Copied from: http://lwn.net/Articles/143397/
Starting with kernel 2.6 there's a new /sys directory for PnP configuration. It's a sysfs type of file system and it's something like the /proc filesystem since the "files" represent information in the kernel memory and are not on your harddrive. But it's not as useful as the /proc filesystem. Originally (in the 2.5 kernels) it was called "driver file system" of type "driverfs".
In the sysfs, each device which exists on your system has it's own directory which contains files showing the resources allocated to it. Such device directories have names like 0000:00:12.0@ or 00:06@. What devices are these? The first is a PCI card in "slot" 12 of your PC. The slot may actually be labeled PCI2 inside your PC (2 instead of 12). That's because low numbered "slots" are used for built-in devices on the motherboard that don't use any physical slots. In this example, "slots" 1-10 would be built-in and actual slots 11-14 are labeled 1-4. By typing "lspci" you'll be able to match the numbers (like 0000:00:12.0) to names (like IDE interface). Type "lspci -v" or "lspci -vv" to see more.

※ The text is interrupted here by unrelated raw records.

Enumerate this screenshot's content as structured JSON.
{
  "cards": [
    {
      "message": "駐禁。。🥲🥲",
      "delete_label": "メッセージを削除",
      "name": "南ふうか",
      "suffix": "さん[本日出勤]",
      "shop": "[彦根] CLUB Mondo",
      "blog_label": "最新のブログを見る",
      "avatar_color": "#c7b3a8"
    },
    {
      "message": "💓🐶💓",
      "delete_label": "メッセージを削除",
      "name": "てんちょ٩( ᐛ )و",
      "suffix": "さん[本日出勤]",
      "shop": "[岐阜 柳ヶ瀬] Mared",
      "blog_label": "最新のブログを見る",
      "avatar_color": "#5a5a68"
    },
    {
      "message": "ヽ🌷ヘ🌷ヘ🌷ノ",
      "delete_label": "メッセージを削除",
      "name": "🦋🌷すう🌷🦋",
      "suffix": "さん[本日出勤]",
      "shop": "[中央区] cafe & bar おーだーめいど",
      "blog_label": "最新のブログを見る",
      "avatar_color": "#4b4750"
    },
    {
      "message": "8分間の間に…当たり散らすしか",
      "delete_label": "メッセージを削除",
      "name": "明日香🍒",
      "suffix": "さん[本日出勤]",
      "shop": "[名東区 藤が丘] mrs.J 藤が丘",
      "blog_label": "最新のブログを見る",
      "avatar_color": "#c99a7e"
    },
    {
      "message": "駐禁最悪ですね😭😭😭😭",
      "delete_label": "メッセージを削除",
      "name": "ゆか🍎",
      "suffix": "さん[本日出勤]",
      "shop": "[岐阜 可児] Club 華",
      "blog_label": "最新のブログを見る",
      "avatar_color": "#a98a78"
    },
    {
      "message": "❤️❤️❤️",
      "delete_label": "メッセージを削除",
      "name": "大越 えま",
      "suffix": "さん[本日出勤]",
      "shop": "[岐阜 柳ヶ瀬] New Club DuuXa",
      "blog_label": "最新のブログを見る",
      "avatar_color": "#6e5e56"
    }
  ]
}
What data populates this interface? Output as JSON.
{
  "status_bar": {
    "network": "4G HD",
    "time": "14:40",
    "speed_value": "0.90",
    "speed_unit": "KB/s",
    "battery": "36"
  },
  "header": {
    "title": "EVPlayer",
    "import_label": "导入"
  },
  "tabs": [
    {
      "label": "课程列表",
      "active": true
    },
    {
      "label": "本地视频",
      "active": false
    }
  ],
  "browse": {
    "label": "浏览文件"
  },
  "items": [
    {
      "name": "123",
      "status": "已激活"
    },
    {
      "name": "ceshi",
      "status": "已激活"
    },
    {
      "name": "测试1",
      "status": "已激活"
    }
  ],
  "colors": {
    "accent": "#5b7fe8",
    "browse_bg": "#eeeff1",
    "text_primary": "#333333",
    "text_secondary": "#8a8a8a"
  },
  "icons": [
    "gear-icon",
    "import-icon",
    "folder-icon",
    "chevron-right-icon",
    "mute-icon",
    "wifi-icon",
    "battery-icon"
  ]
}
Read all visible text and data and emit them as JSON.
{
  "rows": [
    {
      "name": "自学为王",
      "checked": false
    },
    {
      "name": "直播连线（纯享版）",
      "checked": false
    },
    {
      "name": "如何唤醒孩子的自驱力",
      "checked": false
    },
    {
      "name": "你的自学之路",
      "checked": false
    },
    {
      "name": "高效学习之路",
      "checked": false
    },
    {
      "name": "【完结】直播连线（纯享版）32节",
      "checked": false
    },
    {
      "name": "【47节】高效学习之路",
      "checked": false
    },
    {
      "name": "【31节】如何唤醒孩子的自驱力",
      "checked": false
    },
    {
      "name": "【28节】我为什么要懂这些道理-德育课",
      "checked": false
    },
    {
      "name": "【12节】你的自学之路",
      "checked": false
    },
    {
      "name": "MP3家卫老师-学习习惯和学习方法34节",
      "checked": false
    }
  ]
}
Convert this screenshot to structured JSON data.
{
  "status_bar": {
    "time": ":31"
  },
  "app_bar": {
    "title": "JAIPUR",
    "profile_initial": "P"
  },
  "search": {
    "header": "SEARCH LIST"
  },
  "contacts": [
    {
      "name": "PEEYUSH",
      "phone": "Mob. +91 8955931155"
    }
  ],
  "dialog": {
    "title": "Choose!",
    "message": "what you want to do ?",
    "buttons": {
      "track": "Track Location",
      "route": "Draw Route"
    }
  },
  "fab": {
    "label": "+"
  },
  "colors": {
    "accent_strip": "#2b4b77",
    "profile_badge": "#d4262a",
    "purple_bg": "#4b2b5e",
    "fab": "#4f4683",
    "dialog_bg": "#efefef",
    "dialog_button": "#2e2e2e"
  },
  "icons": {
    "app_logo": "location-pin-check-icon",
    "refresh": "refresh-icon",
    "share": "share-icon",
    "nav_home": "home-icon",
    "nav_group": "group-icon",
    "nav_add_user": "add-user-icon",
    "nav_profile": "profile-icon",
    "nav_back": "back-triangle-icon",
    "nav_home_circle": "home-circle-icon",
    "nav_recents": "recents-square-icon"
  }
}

Well then, what is 00:06 ? It's an ISA card (or built-in device) but it's not ISA slot 6 (like the PCI numbering). When a search was made for ISA-PNP devices, it was the 6th one found. More precisely, it was the 7th one found since there's a device numbered: 00:00. So how does one identify them? Well, you could type: "cat */*" and display all the files for all the devices, but even then you don't see the device names (but do see info from which you can identify them). This inconvenience will hopefully be fixed in the future.
Not only do these files supply information on the bus-resource configuration (in somewhat cryptic format) and drivers (in "driver" directories), but in the future, you should be able to use them to change the resource configuration. Right now (Aug 2004) you can't configure the PCI bus with it. A serious limitation is that per the present "driver model" you can't change the resource of a device that has been assigned to a driver which likely means that you'll need to unload the driver module in order to use it. If the driver is built in, there's no hope. These serious limitations will hopefully be eliminated in the future. In the kernel documentation is a file: "pnp.txt" telling how to configure. As of Aug. 2004, it was much out-of-date but the author is working on an update. Using the /sys tree to configure resources is known as the "Linux Plug and Play User Interface".The other part of "Linux Plug and Play" is the kernel interface used by device drivers. This has changed a lot starting with kernel 2.6 but most drivers are still using the old interface (as of Aug. 2004). It's possible also for drivers (or you) to use the "user interface" which needs improvement